MRI based patient-specific computer models of vertebrae, ligament and soft tissue with various density for epidural needle insertion simulation
Authors: Vaughan, N., Dubey, V.N., Wee, M.Y.K. and Isaacs, R.
Start date: 1 September 2013
Publisher: International Organisation of Medical Physics (IOMP), Medical Physics International Journal
Epidural simulations previously used layers of synthetic silicate materials to represent tissues. Graphical modelling has enabled visual representation of vertebrae and tissues. The accuracy with which previous simulators modelled the physical properties of tissue layer deformation, density distributions and reaction force during needle insertion has been lacking. Anatomical models are generally static, not considering individual differences between patients especially in obese. Our developed epidural simulator aimed to solve these issues. MRI scans of patients were taken after receiving epidural. The MRI and pressure measurement data was used to reconstruct a density model of the tissues, ligament and vertebrae taking into account the internal structure revealed by MRI intensities. Models were generated from MRI matching individual patients with tissue density varying throughout layers, matching the in vivo tissue. When patient MRI is not available a neural network is alternatively used to estimate the patient's ligament thicknesses with over 92% accuracy. A haptic device is incorporated with the graphics tissue model allowing anaesthetists to practice inserting a needle into the simulated epidural space. Changes in pressure, force and resistance to insertion can be felt as the needle pierces each layer of fat and ligament. The main problem with learning to perform epidural is the inability to see the needle location beneath the skin. MRI reveals the internal tissue structure so that anaesthetists can practice insertions on patient-specific models, visualising epidural space distance and needle obstructions.

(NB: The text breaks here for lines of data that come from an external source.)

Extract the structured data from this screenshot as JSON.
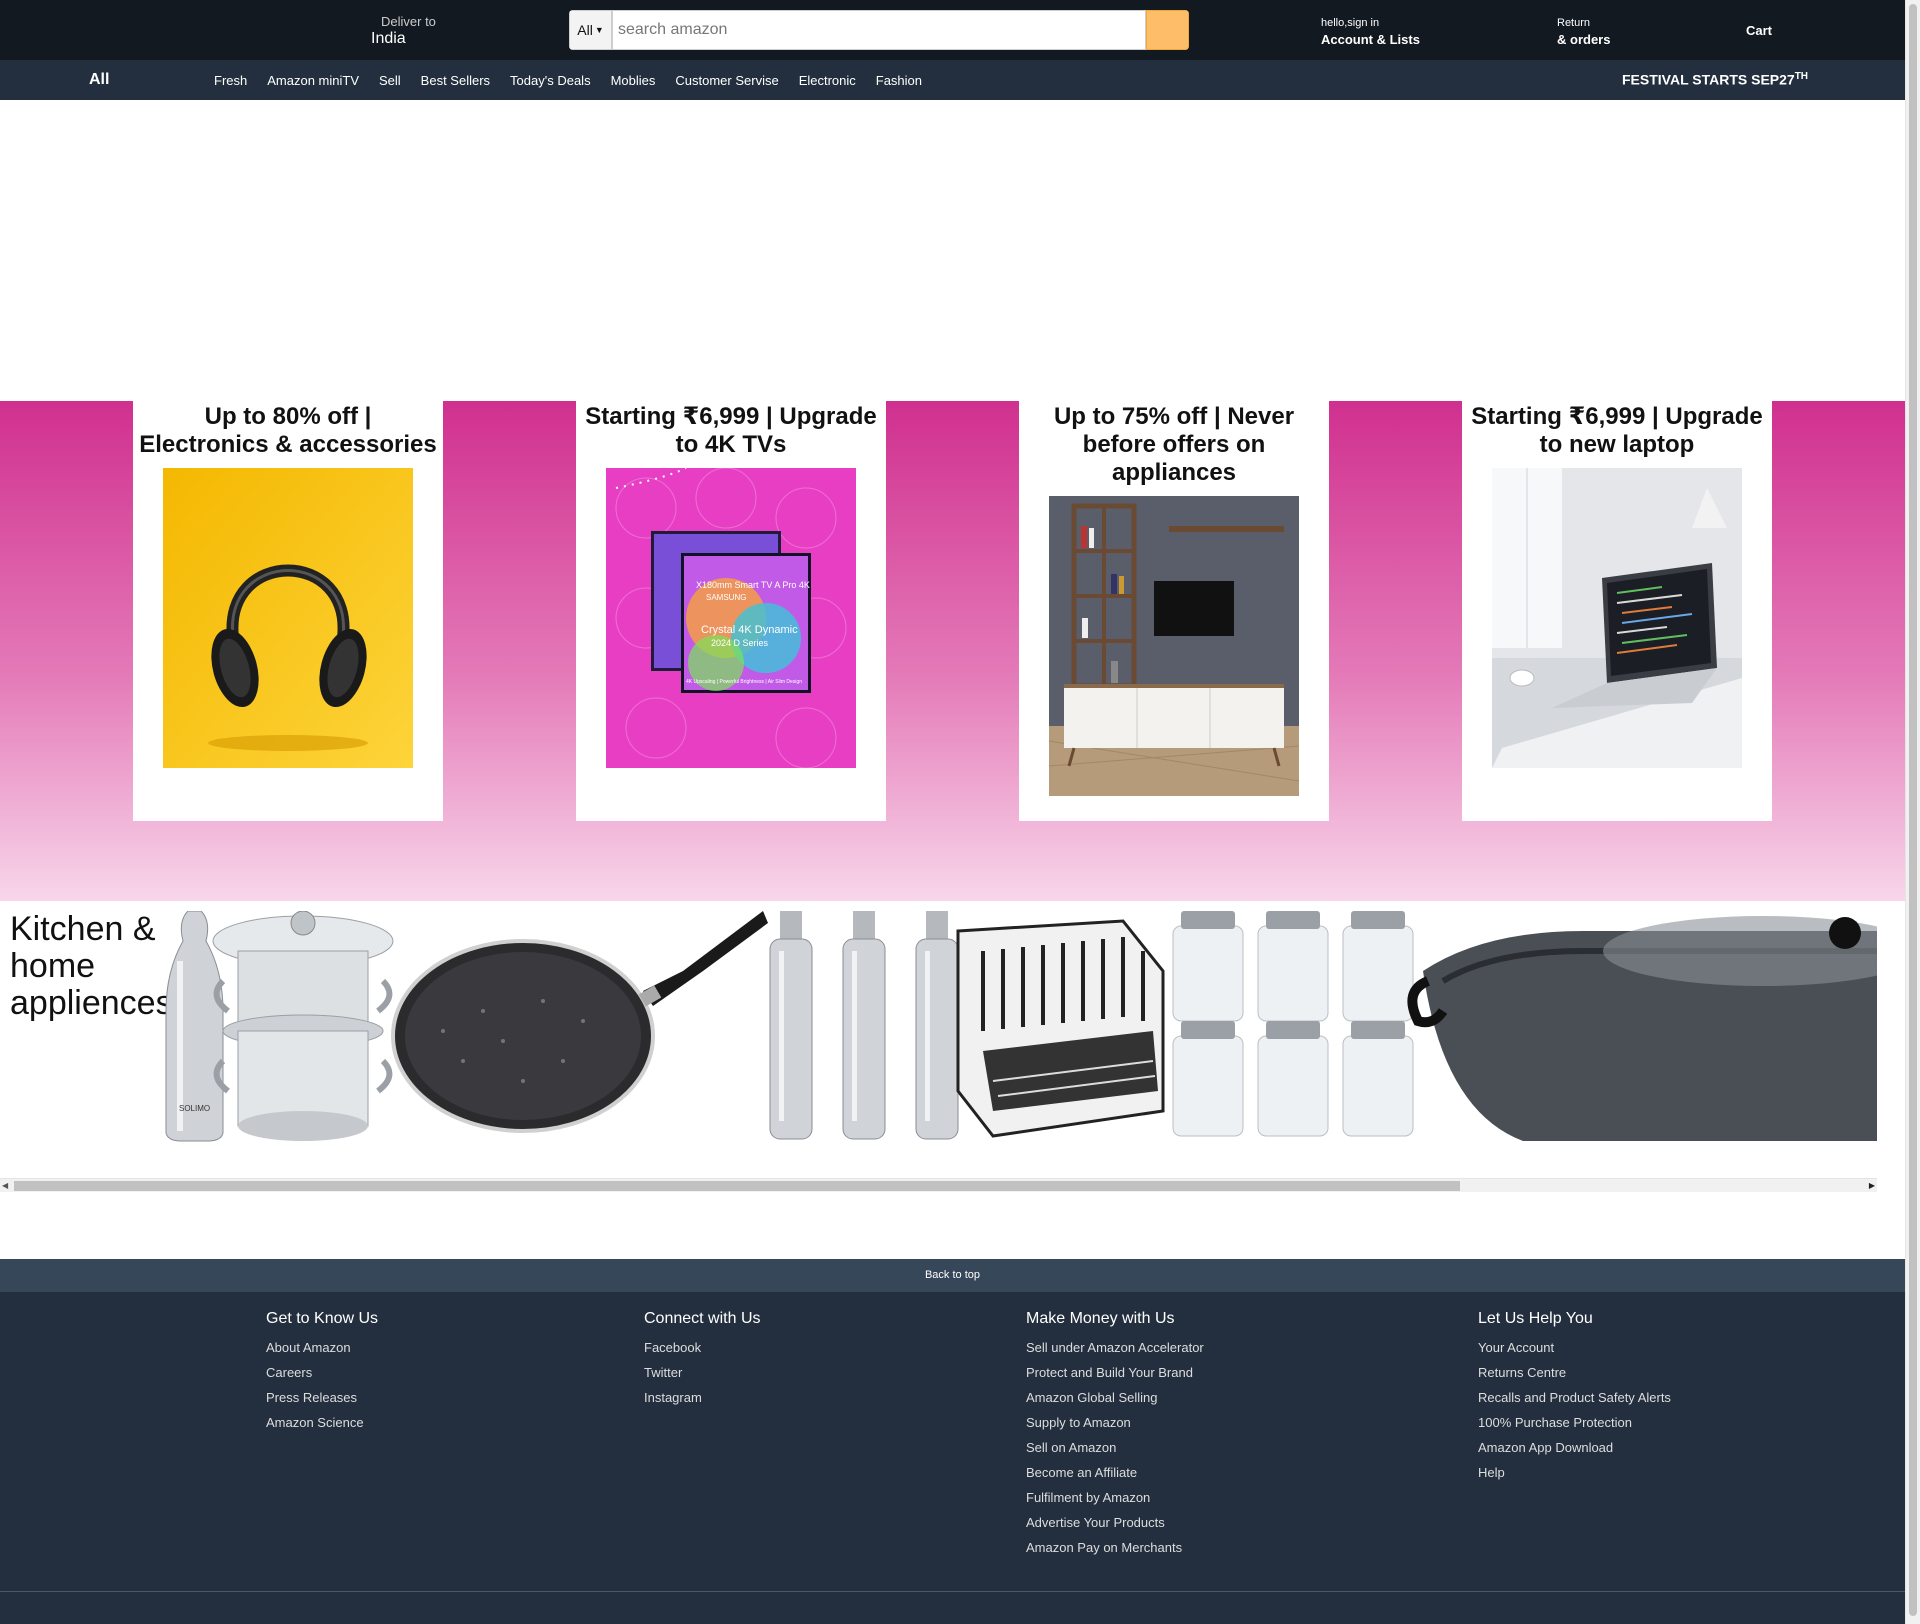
{
  "navbar": {
    "deliver_label": "Deliver to",
    "deliver_location": "India",
    "search_category": "All",
    "search_placeholder": "search amazon",
    "account_greeting": "hello,sign in",
    "account_label": "Account & Lists",
    "returns_label": "Return",
    "orders_label": "& orders",
    "cart_label": "Cart",
    "accent_color": "#febd69"
  },
  "subnav": {
    "all_label": "All",
    "links": [
      "Fresh",
      "Amazon miniTV",
      "Sell",
      "Best Sellers",
      "Today's Deals",
      "Moblies",
      "Customer Servise",
      "Electronic",
      "Fashion"
    ],
    "festival_text": "FESTIVAL STARTS SEP27",
    "festival_sup": "TH"
  },
  "hero": {
    "cards": [
      {
        "title": "Up to 80% off | Electronics & accessories",
        "icon": "headphones-image"
      },
      {
        "title": "Starting ₹6,999 | Upgrade to 4K TVs",
        "icon": "tv-image",
        "image_text": [
          "X180mm Smart TV A Pro 4K",
          "SAMSUNG",
          "Crystal 4K Dynamic",
          "2024 D Series",
          "4K Upscaling | Powerful Brightness | Air Slim Design"
        ]
      },
      {
        "title": "Up to 75% off | Never before offers on appliances",
        "icon": "tv-unit-image"
      },
      {
        "title": "Starting ₹6,999 | Upgrade to new laptop",
        "icon": "laptop-image"
      }
    ]
  },
  "kitchen": {
    "title": "Kitchen & home appliences",
    "products": [
      "steel-bottle",
      "steamer-pot",
      "frying-pan",
      "bottle-set",
      "dish-rack",
      "glass-jars",
      "kadai-pan"
    ],
    "brand_text": "SOLIMO"
  },
  "footer": {
    "back_to_top": "Back to top",
    "columns": [
      {
        "title": "Get to Know Us",
        "links": [
          "About Amazon",
          "Careers",
          "Press Releases",
          "Amazon Science"
        ]
      },
      {
        "title": "Connect with Us",
        "links": [
          "Facebook",
          "Twitter",
          "Instagram"
        ]
      },
      {
        "title": "Make Money with Us",
        "links": [
          "Sell under Amazon Accelerator",
          "Protect and Build Your Brand",
          "Amazon Global Selling",
          "Supply to Amazon",
          "Sell on Amazon",
          "Become an Affiliate",
          "Fulfilment by Amazon",
          "Advertise Your Products",
          "Amazon Pay on Merchants"
        ]
      },
      {
        "title": "Let Us Help You",
        "links": [
          "Your Account",
          "Returns Centre",
          "Recalls and Product Safety Alerts",
          "100% Purchase Protection",
          "Amazon App Download",
          "Help"
        ]
      }
    ]
  }
}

The developed simulator provides a realistic platform to practice and reduces risks of problems during in-vivo procedures.